*** PROVIDED RECORDS Section Begins ***
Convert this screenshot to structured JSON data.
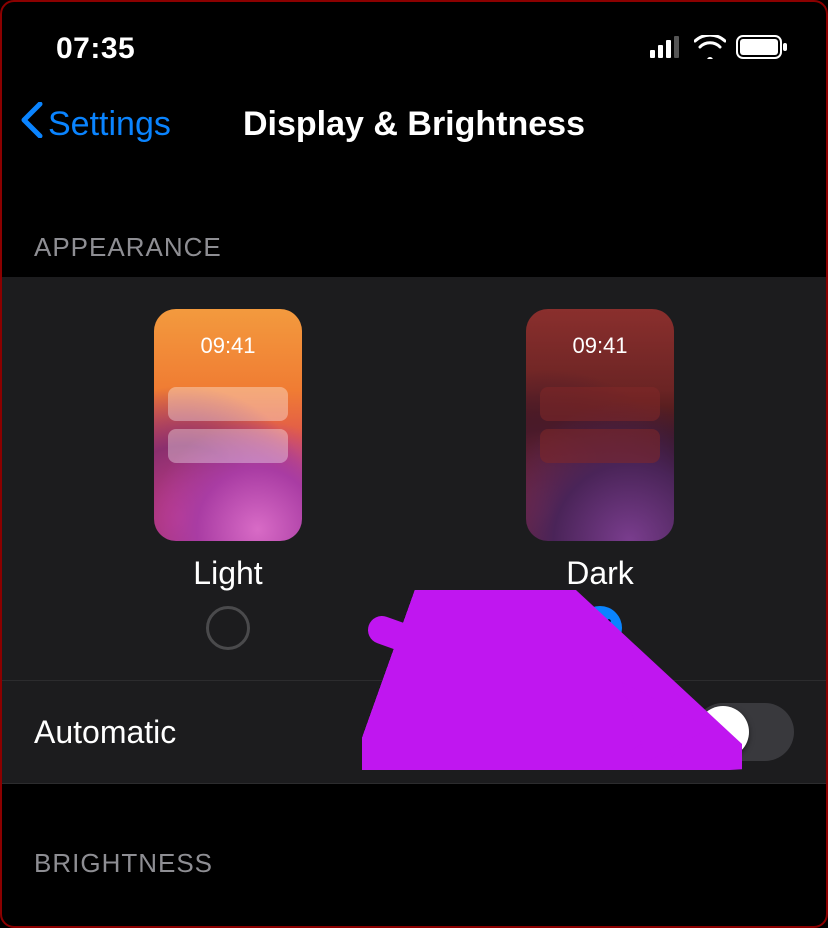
{
  "status_bar": {
    "time": "07:35"
  },
  "nav": {
    "back_label": "Settings",
    "title": "Display & Brightness"
  },
  "sections": {
    "appearance": {
      "header": "APPEARANCE",
      "options": [
        {
          "label": "Light",
          "preview_time": "09:41",
          "selected": false
        },
        {
          "label": "Dark",
          "preview_time": "09:41",
          "selected": true
        }
      ],
      "automatic": {
        "label": "Automatic",
        "enabled": false
      }
    },
    "brightness": {
      "header": "BRIGHTNESS"
    }
  }
}
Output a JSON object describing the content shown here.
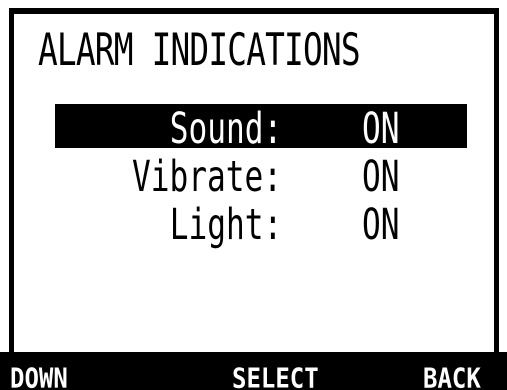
{
  "screen": {
    "title": "ALARM INDICATIONS"
  },
  "menu": {
    "items": [
      {
        "label": "Sound:",
        "value": "ON",
        "selected": true
      },
      {
        "label": "Vibrate:",
        "value": "ON",
        "selected": false
      },
      {
        "label": "Light:",
        "value": "ON",
        "selected": false
      }
    ]
  },
  "softkeys": {
    "left": "DOWN",
    "center": "SELECT",
    "right": "BACK"
  },
  "colors": {
    "background": "#ffffff",
    "foreground": "#000000",
    "highlight": "#000000",
    "highlight_text": "#ffffff"
  }
}
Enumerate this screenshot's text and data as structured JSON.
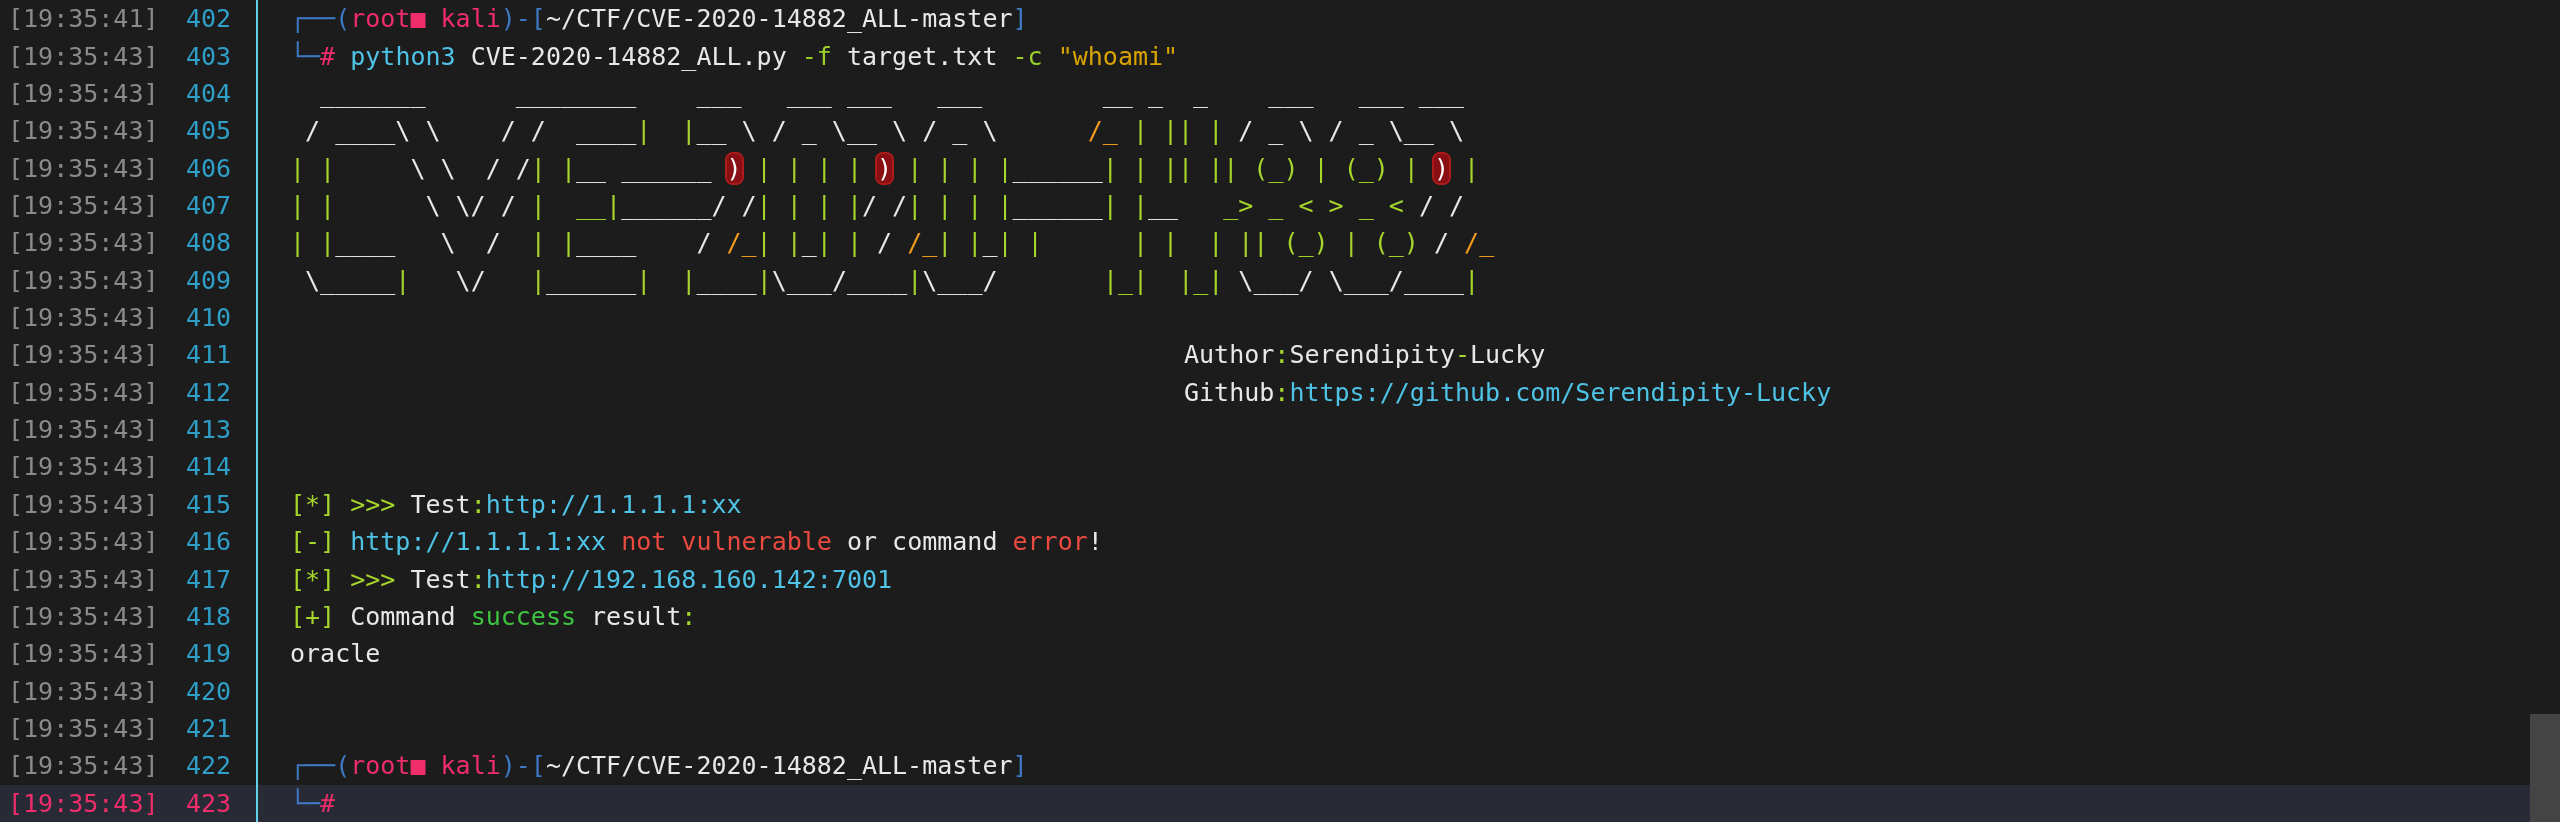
{
  "terminal": {
    "rows": [
      {
        "time": "[19:35:41]",
        "number": "402",
        "current": false,
        "kind": "prompt",
        "segments": [
          {
            "text": "┌──(",
            "color": "#3f78c4"
          },
          {
            "text": "root■ kali",
            "color": "#ee2d6a"
          },
          {
            "text": ")-[",
            "color": "#3f78c4"
          },
          {
            "text": "~/CTF/CVE-2020-14882_ALL-master",
            "color": "#e8e8e8"
          },
          {
            "text": "]",
            "color": "#3f78c4"
          }
        ]
      },
      {
        "time": "[19:35:43]",
        "number": "403",
        "current": false,
        "kind": "prompt",
        "segments": [
          {
            "text": "└─",
            "color": "#3f78c4"
          },
          {
            "text": "#",
            "color": "#ee2d6a"
          },
          {
            "text": " python3",
            "color": "#4fc3e6"
          },
          {
            "text": " CVE-2020-14882_ALL.py",
            "color": "#e8e8e8"
          },
          {
            "text": " -f",
            "color": "#9bcf2a"
          },
          {
            "text": " target.txt",
            "color": "#e8e8e8"
          },
          {
            "text": " -c",
            "color": "#9bcf2a"
          },
          {
            "text": " \"whoami\"",
            "color": "#d9a400"
          }
        ]
      },
      {
        "time": "[19:35:43]",
        "number": "404",
        "current": false,
        "kind": "art",
        "segments": [
          {
            "text": "  _______      ________    ___   ___ ___   ___        __ _  _    ___   ___ ___",
            "color": "#e8e8e8"
          }
        ]
      },
      {
        "time": "[19:35:43]",
        "number": "405",
        "current": false,
        "kind": "art",
        "segments": [
          {
            "text": " / ____\\ \\    / /  ____",
            "color": "#e8e8e8"
          },
          {
            "text": "|  |",
            "color": "#a6d62b"
          },
          {
            "text": "__ \\ / _ \\__ \\ / _ \\      ",
            "color": "#e8e8e8"
          },
          {
            "text": "/_",
            "color": "#f39c1f"
          },
          {
            "text": " | || |",
            "color": "#a6d62b"
          },
          {
            "text": " / _ \\ / _ \\__ \\",
            "color": "#e8e8e8"
          }
        ]
      },
      {
        "time": "[19:35:43]",
        "number": "406",
        "current": false,
        "kind": "art",
        "segments": [
          {
            "text": "| |",
            "color": "#a6d62b"
          },
          {
            "text": "     \\ \\  / /",
            "color": "#e8e8e8"
          },
          {
            "text": "| |",
            "color": "#a6d62b"
          },
          {
            "text": "__ ______ ",
            "color": "#e8e8e8"
          },
          {
            "text": ")",
            "highlight": true
          },
          {
            "text": " | | | | ",
            "color": "#a6d62b"
          },
          {
            "text": ")",
            "highlight": true
          },
          {
            "text": " | | | |",
            "color": "#a6d62b"
          },
          {
            "text": "______",
            "color": "#e8e8e8"
          },
          {
            "text": "| | || || (_) | (_) | ",
            "color": "#a6d62b"
          },
          {
            "text": ")",
            "highlight": true
          },
          {
            "text": " |",
            "color": "#a6d62b"
          }
        ]
      },
      {
        "time": "[19:35:43]",
        "number": "407",
        "current": false,
        "kind": "art",
        "segments": [
          {
            "text": "| |",
            "color": "#a6d62b"
          },
          {
            "text": "      \\ \\/ / ",
            "color": "#e8e8e8"
          },
          {
            "text": "|  __|",
            "color": "#a6d62b"
          },
          {
            "text": "______/ /",
            "color": "#e8e8e8"
          },
          {
            "text": "| | | |",
            "color": "#a6d62b"
          },
          {
            "text": "/ /",
            "color": "#e8e8e8"
          },
          {
            "text": "| | | |",
            "color": "#a6d62b"
          },
          {
            "text": "______",
            "color": "#e8e8e8"
          },
          {
            "text": "| |",
            "color": "#a6d62b"
          },
          {
            "text": "__   ",
            "color": "#e8e8e8"
          },
          {
            "text": "_> _ < > _ <",
            "color": "#a6d62b"
          },
          {
            "text": " / /",
            "color": "#e8e8e8"
          }
        ]
      },
      {
        "time": "[19:35:43]",
        "number": "408",
        "current": false,
        "kind": "art",
        "segments": [
          {
            "text": "| |",
            "color": "#a6d62b"
          },
          {
            "text": "____   \\  /  ",
            "color": "#e8e8e8"
          },
          {
            "text": "| |",
            "color": "#a6d62b"
          },
          {
            "text": "____    / ",
            "color": "#e8e8e8"
          },
          {
            "text": "/_",
            "color": "#f39c1f"
          },
          {
            "text": "| |",
            "color": "#a6d62b"
          },
          {
            "text": "_",
            "color": "#e8e8e8"
          },
          {
            "text": "| |",
            "color": "#a6d62b"
          },
          {
            "text": " / ",
            "color": "#e8e8e8"
          },
          {
            "text": "/_",
            "color": "#f39c1f"
          },
          {
            "text": "| |",
            "color": "#a6d62b"
          },
          {
            "text": "_",
            "color": "#e8e8e8"
          },
          {
            "text": "| |",
            "color": "#a6d62b"
          },
          {
            "text": "      | |  | || (_) | (_)",
            "color": "#a6d62b"
          },
          {
            "text": " / ",
            "color": "#e8e8e8"
          },
          {
            "text": "/_",
            "color": "#f39c1f"
          }
        ]
      },
      {
        "time": "[19:35:43]",
        "number": "409",
        "current": false,
        "kind": "art",
        "segments": [
          {
            "text": " \\_____",
            "color": "#e8e8e8"
          },
          {
            "text": "|",
            "color": "#a6d62b"
          },
          {
            "text": "   \\/   ",
            "color": "#e8e8e8"
          },
          {
            "text": "|",
            "color": "#a6d62b"
          },
          {
            "text": "______",
            "color": "#e8e8e8"
          },
          {
            "text": "|  |",
            "color": "#a6d62b"
          },
          {
            "text": "____",
            "color": "#e8e8e8"
          },
          {
            "text": "|",
            "color": "#a6d62b"
          },
          {
            "text": "\\___/____",
            "color": "#e8e8e8"
          },
          {
            "text": "|",
            "color": "#a6d62b"
          },
          {
            "text": "\\___/       ",
            "color": "#e8e8e8"
          },
          {
            "text": "|_|  |_|",
            "color": "#a6d62b"
          },
          {
            "text": " \\___/ \\___/____",
            "color": "#e8e8e8"
          },
          {
            "text": "|",
            "color": "#a6d62b"
          }
        ]
      },
      {
        "time": "[19:35:43]",
        "number": "410",
        "current": false,
        "kind": "blank"
      },
      {
        "time": "[19:35:43]",
        "number": "411",
        "current": false,
        "kind": "credit",
        "segments": [
          {
            "text": "Author",
            "color": "#e8e8e8"
          },
          {
            "text": ":",
            "color": "#a6d62b"
          },
          {
            "text": "Serendipity",
            "color": "#e8e8e8"
          },
          {
            "text": "-",
            "color": "#a6d62b"
          },
          {
            "text": "Lucky",
            "color": "#e8e8e8"
          }
        ]
      },
      {
        "time": "[19:35:43]",
        "number": "412",
        "current": false,
        "kind": "credit",
        "segments": [
          {
            "text": "Github",
            "color": "#e8e8e8"
          },
          {
            "text": ":",
            "color": "#a6d62b"
          },
          {
            "text": "https://github.com/Serendipity-Lucky",
            "color": "#4fc3e6"
          }
        ]
      },
      {
        "time": "[19:35:43]",
        "number": "413",
        "current": false,
        "kind": "blank"
      },
      {
        "time": "[19:35:43]",
        "number": "414",
        "current": false,
        "kind": "blank"
      },
      {
        "time": "[19:35:43]",
        "number": "415",
        "current": false,
        "kind": "output",
        "segments": [
          {
            "text": "[*]",
            "color": "#a6d62b"
          },
          {
            "text": " >>> ",
            "color": "#a6d62b"
          },
          {
            "text": "Test",
            "color": "#e8e8e8"
          },
          {
            "text": ":",
            "color": "#a6d62b"
          },
          {
            "text": "http://1.1.1.1:xx",
            "color": "#4fc3e6"
          }
        ]
      },
      {
        "time": "[19:35:43]",
        "number": "416",
        "current": false,
        "kind": "output",
        "segments": [
          {
            "text": "[-]",
            "color": "#a6d62b"
          },
          {
            "text": " http://1.1.1.1:xx",
            "color": "#4fc3e6"
          },
          {
            "text": " not vulnerable",
            "color": "#ea4a40"
          },
          {
            "text": " or command",
            "color": "#e8e8e8"
          },
          {
            "text": " error",
            "color": "#ea4a40"
          },
          {
            "text": "!",
            "color": "#e8e8e8"
          }
        ]
      },
      {
        "time": "[19:35:43]",
        "number": "417",
        "current": false,
        "kind": "output",
        "segments": [
          {
            "text": "[*]",
            "color": "#a6d62b"
          },
          {
            "text": " >>> ",
            "color": "#a6d62b"
          },
          {
            "text": "Test",
            "color": "#e8e8e8"
          },
          {
            "text": ":",
            "color": "#a6d62b"
          },
          {
            "text": "http://192.168.160.142:7001",
            "color": "#4fc3e6"
          }
        ]
      },
      {
        "time": "[19:35:43]",
        "number": "418",
        "current": false,
        "kind": "output",
        "segments": [
          {
            "text": "[+]",
            "color": "#a6d62b"
          },
          {
            "text": " Command",
            "color": "#e8e8e8"
          },
          {
            "text": " success",
            "color": "#3ec43e"
          },
          {
            "text": " result",
            "color": "#e8e8e8"
          },
          {
            "text": ":",
            "color": "#a6d62b"
          }
        ]
      },
      {
        "time": "[19:35:43]",
        "number": "419",
        "current": false,
        "kind": "output",
        "segments": [
          {
            "text": "oracle",
            "color": "#e8e8e8"
          }
        ]
      },
      {
        "time": "[19:35:43]",
        "number": "420",
        "current": false,
        "kind": "blank"
      },
      {
        "time": "[19:35:43]",
        "number": "421",
        "current": false,
        "kind": "blank"
      },
      {
        "time": "[19:35:43]",
        "number": "422",
        "current": false,
        "kind": "prompt",
        "segments": [
          {
            "text": "┌──(",
            "color": "#3f78c4"
          },
          {
            "text": "root■ kali",
            "color": "#ee2d6a"
          },
          {
            "text": ")-[",
            "color": "#3f78c4"
          },
          {
            "text": "~/CTF/CVE-2020-14882_ALL-master",
            "color": "#e8e8e8"
          },
          {
            "text": "]",
            "color": "#3f78c4"
          }
        ]
      },
      {
        "time": "[19:35:43]",
        "number": "423",
        "current": true,
        "kind": "prompt",
        "segments": [
          {
            "text": "└─",
            "color": "#3f78c4"
          },
          {
            "text": "#",
            "color": "#ee2d6a"
          }
        ]
      }
    ]
  }
}
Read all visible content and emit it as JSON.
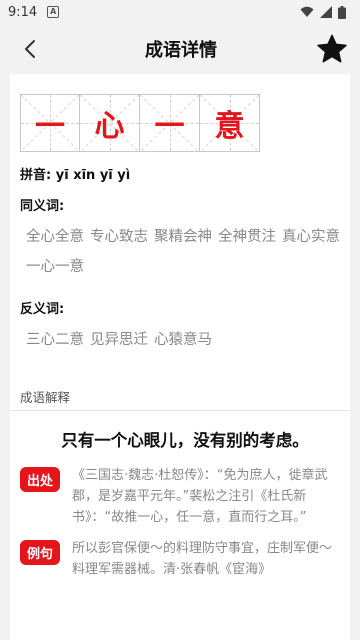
{
  "status_bar": {
    "time": "9:14",
    "badge": "A"
  },
  "app_bar": {
    "title": "成语详情"
  },
  "idiom": {
    "chars": [
      "一",
      "心",
      "一",
      "意"
    ]
  },
  "pinyin": {
    "label": "拼音:",
    "value": "yī xīn yī yì"
  },
  "synonyms": {
    "label": "同义词:",
    "items": [
      "全心全意",
      "专心致志",
      "聚精会神",
      "全神贯注",
      "真心实意",
      "一心一意"
    ]
  },
  "antonyms": {
    "label": "反义词:",
    "items": [
      "三心二意",
      "见异思迁",
      "心猿意马"
    ]
  },
  "explanation": {
    "header": "成语解释",
    "meaning": "只有一个心眼儿，没有别的考虑。",
    "source_tag": "出处",
    "source_text": "《三国志·魏志·杜恕传》：“免为庶人，徙章武郡，是岁嘉平元年。”裴松之注引《杜氏新书》：“故推一心，任一意，直而行之耳。”",
    "example_tag": "例句",
    "example_text": "所以彭官保便～的料理防守事宜，庄制军便～料理军需器械。清·张春帆《宦海》"
  }
}
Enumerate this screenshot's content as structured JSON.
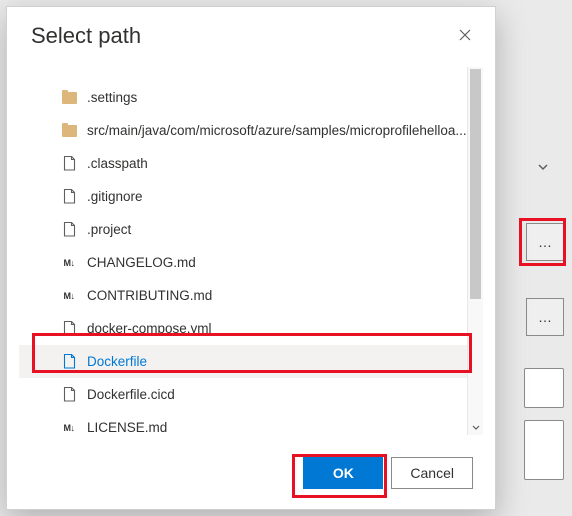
{
  "dialog": {
    "title": "Select path",
    "ok_label": "OK",
    "cancel_label": "Cancel"
  },
  "tree": {
    "items": [
      {
        "icon": "folder",
        "label": ".settings"
      },
      {
        "icon": "folder",
        "label": "src/main/java/com/microsoft/azure/samples/microprofilehelloa..."
      },
      {
        "icon": "file",
        "label": ".classpath"
      },
      {
        "icon": "file",
        "label": ".gitignore"
      },
      {
        "icon": "file",
        "label": ".project"
      },
      {
        "icon": "md",
        "label": "CHANGELOG.md"
      },
      {
        "icon": "md",
        "label": "CONTRIBUTING.md"
      },
      {
        "icon": "file",
        "label": "docker-compose.yml"
      },
      {
        "icon": "file",
        "label": "Dockerfile",
        "selected": true
      },
      {
        "icon": "file",
        "label": "Dockerfile.cicd"
      },
      {
        "icon": "md",
        "label": "LICENSE.md"
      }
    ]
  },
  "background": {
    "chevron": "⌄",
    "ellipsis1": "…",
    "ellipsis2": "…"
  }
}
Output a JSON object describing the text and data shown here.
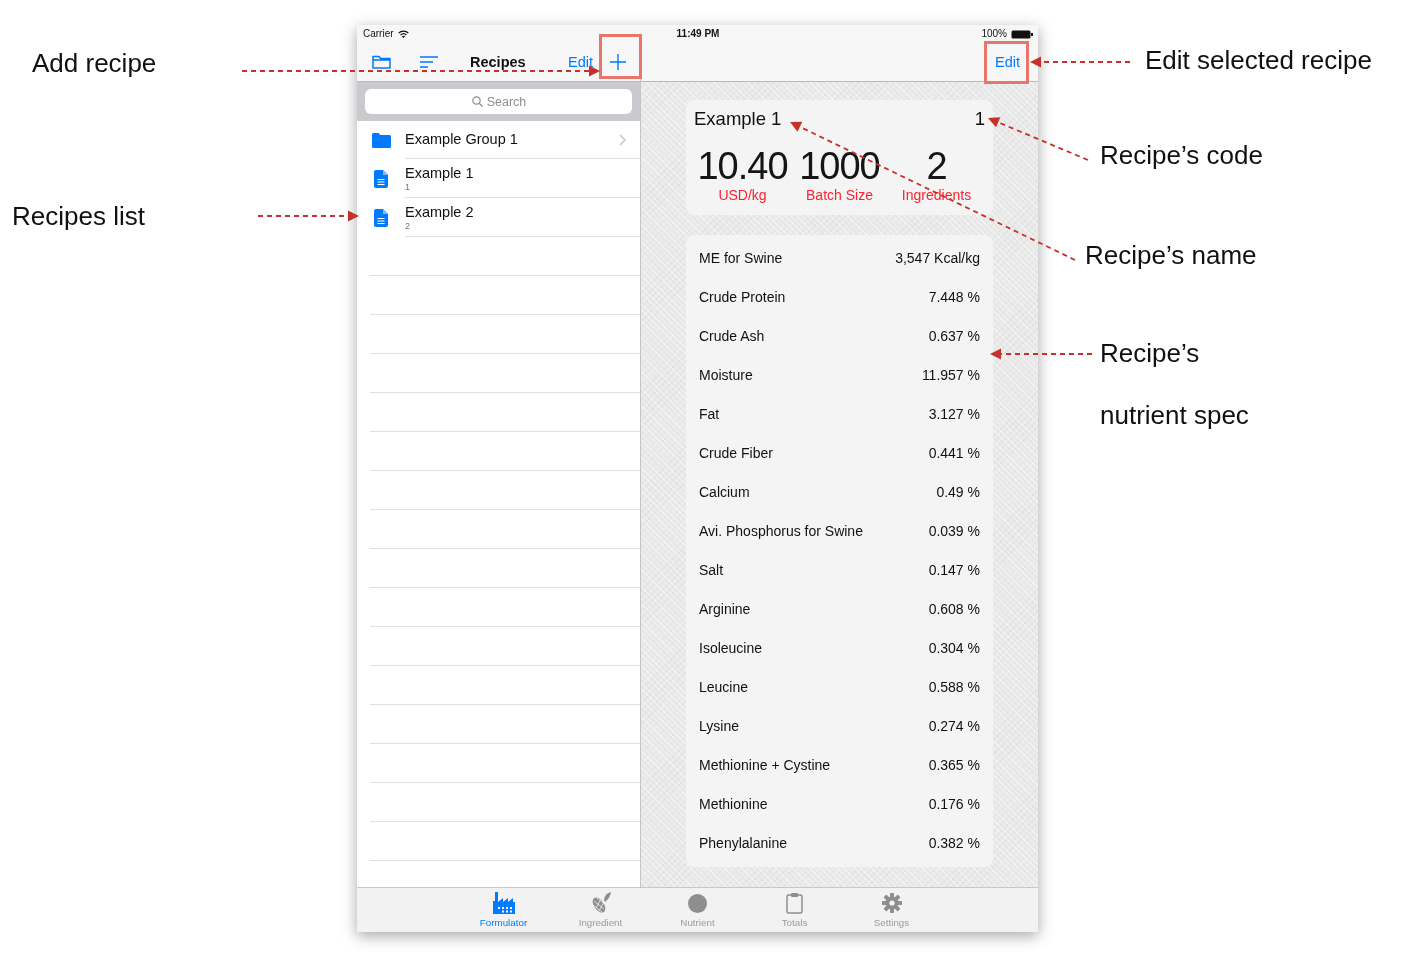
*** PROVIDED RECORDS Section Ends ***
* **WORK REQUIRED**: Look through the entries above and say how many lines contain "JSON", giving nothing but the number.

* **ANSWER TO THE EXERCISE**: 6